The bankruptcy has major implications for Maryland, as well. Maryland hired what was then known as Corizon Health as its medical provider for state prisons and Baltimore jails in 2018 to a five-year, $680 million contract that is set to expire at the end of the year. The state corrections department has so far declined to comment on the bankruptcy.
Last month, a group of nine progressive U.S. senators called Corizon’s plan to execute its “Texas Two-Step” a “misuse” of the bankruptcy system that will result in the denial of hundreds of claims by incarcerated and formerly incarcerated people over substandard care.
The company’s plan and its tactics, they said, was “further called into question given the secret romantic relationship between the judge mediating the plan negotiations and the attorney representing YesCare in the negotiations.”
“The bankruptcy system has many aims, but it was not designed to provide an avenue for companies to evade accountability for wrongdoing,” the senators, including Elizabeth Warren, Richard Durbin and Cory Booker, wrote in a letter to the company. “Your company, however, is attempting to do just that, utilizing the ‘Texas Two-Step’ to position yourselves to pay pennies on the dollar to claimants that deserve recompense for poor health outcomes and unpaid debts accrued under your watch.”

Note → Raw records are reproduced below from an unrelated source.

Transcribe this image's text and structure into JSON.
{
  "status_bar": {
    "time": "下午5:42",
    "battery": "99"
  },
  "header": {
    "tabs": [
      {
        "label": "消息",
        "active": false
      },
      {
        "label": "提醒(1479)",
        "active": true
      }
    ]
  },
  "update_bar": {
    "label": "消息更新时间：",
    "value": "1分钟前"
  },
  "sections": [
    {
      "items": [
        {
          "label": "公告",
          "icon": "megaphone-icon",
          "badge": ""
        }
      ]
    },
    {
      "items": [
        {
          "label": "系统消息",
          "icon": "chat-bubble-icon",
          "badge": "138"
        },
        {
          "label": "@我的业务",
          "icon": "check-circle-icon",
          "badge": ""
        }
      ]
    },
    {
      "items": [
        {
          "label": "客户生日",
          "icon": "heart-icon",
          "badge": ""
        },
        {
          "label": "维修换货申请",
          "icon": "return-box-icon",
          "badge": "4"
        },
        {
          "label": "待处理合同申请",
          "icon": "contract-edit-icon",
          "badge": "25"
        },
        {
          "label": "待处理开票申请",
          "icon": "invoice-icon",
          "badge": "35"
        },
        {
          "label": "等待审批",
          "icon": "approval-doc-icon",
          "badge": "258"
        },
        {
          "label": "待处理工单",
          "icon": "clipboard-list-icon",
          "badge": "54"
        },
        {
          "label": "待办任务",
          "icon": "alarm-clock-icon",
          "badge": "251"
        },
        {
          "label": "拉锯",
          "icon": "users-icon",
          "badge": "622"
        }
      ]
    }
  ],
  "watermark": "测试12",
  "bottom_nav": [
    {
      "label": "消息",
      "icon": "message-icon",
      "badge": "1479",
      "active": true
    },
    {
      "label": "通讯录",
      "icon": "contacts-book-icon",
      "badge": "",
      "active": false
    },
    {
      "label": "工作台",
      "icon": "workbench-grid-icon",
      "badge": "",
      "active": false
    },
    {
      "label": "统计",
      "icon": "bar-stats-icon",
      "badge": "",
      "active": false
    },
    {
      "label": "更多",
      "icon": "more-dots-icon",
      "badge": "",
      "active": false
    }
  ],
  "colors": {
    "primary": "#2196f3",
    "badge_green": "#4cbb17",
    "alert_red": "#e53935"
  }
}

To navigate the bankruptcy, Hall and his attorney hired a Texas attorney. None of them are particularly optimistic about their prospects.
“I already won the money, but from everything I read, it says they’re only going to give us $5,000 apiece,” Hall said. “That’s not even going to cover my medical bills.”

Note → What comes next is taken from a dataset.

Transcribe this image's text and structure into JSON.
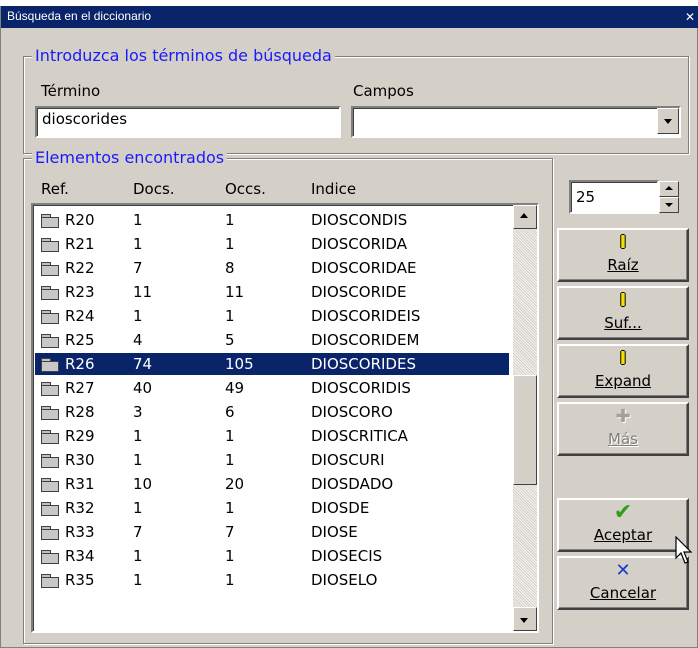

Yoseph Orshan, Hall’s attorney, said that Corizon conceded liability and never hired an expert during the trial, which he described as “basically unheard of.”
“My impression was that they didn’t want to spend money on this case,” he said. “They didn’t care what the judgment was going to be, because they didn’t have any intention of paying it.”
An email to an address listed as a media contact for Corizon Health was returned by the media inbox of YesCare. That email nonetheless insisted that the Banner’s “inquiry references a Corizon litigation matter and is unrelated to YesCare.”
”Corizon inquiries should be made directly to Corizon,” the statement said.
Orshan said the bankruptcy attorney in Texas recently forwarded them an offer from a financial firm willing to buy out the debt owed to Hall for a cash payment of $3,550.
“The bankruptcy attorney actually considered that good news,” Orshan said, “The fact that someone is even willing to dip their toe into that water.”
For Hall, every day at work is a reminder of how things went awry. His wrist makes each shift painful.
He did get one surgery: a carpal tunnel release procedure that alleviated the pain for about six months, he said. But then it came back, and it was worse than before.
“I just can’t afford to keep getting repetitive surgeries,” Hall said.